Task statement:
Copy out each line of the data that includes the string "dollar".

Supplied information:
————————

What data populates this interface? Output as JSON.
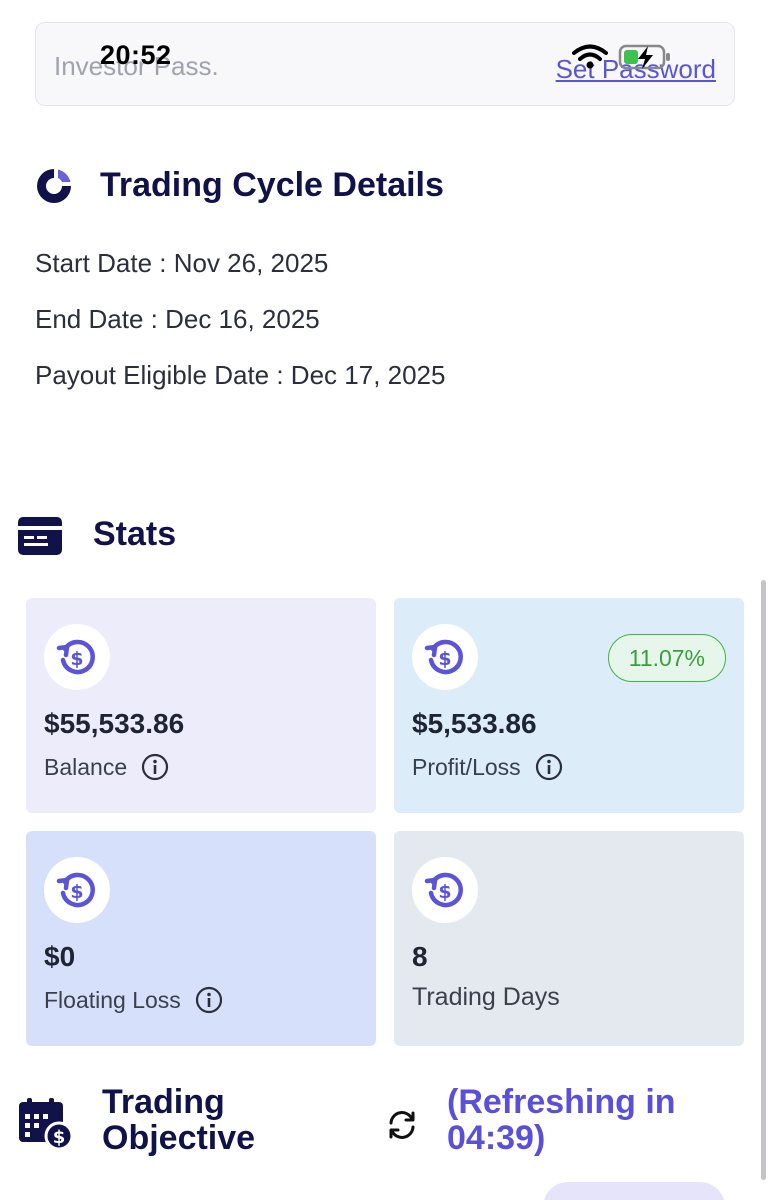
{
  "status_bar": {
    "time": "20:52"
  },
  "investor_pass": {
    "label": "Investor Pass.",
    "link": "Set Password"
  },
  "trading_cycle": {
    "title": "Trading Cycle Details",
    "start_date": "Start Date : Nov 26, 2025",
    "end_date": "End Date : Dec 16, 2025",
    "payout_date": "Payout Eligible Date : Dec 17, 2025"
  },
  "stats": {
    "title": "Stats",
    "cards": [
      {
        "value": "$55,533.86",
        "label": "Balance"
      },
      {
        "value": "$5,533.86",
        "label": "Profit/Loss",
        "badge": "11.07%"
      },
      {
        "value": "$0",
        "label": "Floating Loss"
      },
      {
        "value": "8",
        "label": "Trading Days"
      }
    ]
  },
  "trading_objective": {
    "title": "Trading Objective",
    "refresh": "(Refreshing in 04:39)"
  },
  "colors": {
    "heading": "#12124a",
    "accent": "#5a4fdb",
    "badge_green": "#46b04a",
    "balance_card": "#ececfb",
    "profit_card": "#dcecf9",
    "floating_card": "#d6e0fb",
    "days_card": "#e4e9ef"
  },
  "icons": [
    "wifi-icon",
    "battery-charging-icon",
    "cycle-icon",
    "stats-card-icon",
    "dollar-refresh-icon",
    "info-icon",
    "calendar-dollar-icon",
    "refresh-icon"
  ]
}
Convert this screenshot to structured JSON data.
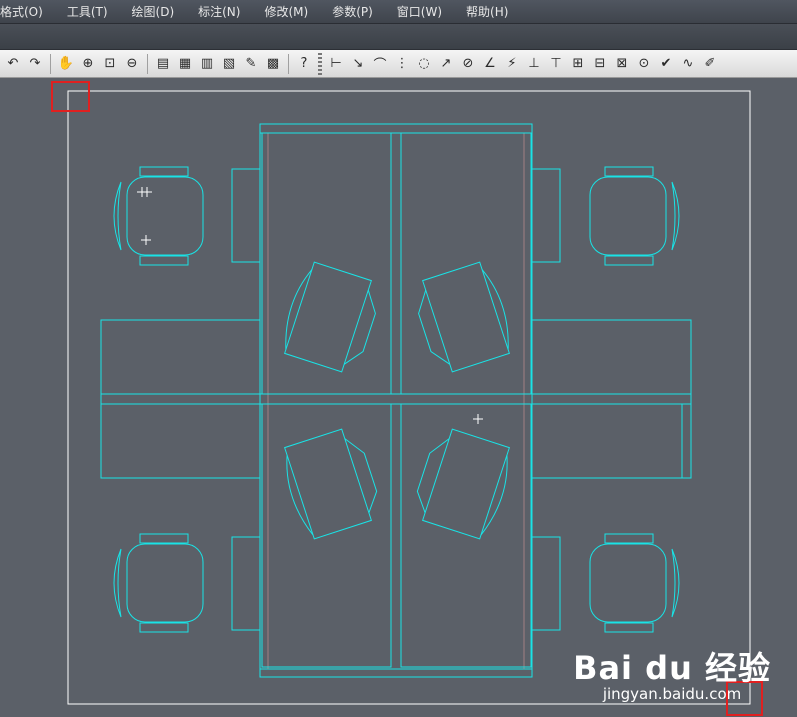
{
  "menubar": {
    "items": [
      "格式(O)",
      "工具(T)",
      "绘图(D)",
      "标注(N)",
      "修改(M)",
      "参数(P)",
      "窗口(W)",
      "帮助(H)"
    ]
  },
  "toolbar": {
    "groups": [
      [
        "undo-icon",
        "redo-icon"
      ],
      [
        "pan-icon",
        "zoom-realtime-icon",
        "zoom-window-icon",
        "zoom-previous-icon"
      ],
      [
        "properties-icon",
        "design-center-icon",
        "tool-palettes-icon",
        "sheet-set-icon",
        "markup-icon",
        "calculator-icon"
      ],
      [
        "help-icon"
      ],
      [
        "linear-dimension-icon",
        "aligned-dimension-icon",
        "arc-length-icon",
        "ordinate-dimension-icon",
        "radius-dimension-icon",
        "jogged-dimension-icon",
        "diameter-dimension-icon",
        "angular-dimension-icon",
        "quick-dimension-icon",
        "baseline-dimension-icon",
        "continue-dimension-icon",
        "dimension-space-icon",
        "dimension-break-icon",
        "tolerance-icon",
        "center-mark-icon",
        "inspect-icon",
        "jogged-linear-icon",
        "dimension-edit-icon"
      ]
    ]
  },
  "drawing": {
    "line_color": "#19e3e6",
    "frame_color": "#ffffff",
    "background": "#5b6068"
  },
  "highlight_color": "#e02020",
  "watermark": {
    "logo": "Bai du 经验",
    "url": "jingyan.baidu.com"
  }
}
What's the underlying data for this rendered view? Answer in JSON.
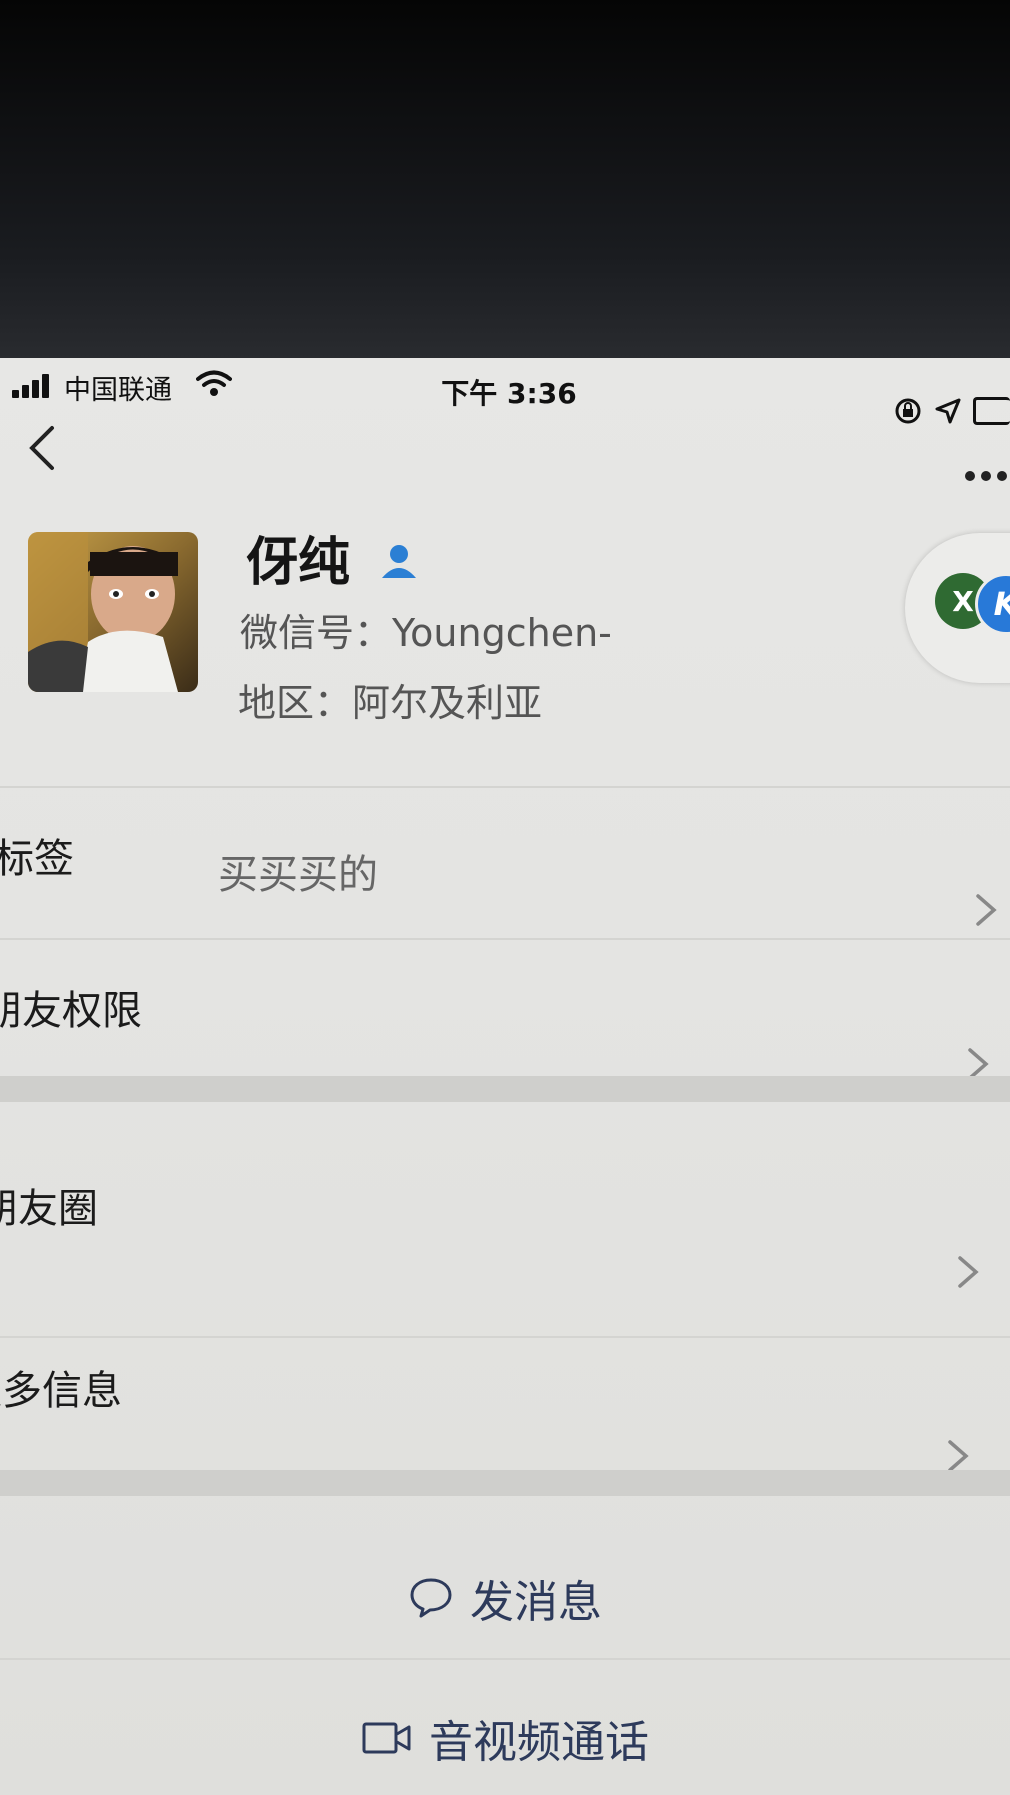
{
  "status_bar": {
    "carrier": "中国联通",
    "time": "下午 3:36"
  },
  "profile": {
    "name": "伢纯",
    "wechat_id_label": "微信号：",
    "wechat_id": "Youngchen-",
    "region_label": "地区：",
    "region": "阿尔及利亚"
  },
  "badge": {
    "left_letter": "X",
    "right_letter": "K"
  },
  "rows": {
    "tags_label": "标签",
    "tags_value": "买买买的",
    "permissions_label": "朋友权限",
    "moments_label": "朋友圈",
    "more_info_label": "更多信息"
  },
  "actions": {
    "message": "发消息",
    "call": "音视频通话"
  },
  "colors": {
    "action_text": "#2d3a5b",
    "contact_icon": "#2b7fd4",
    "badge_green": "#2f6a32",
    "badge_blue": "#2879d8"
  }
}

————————

Response to this exercise:
    "dollar-refresh-icon",
    "calendar-dollar-icon",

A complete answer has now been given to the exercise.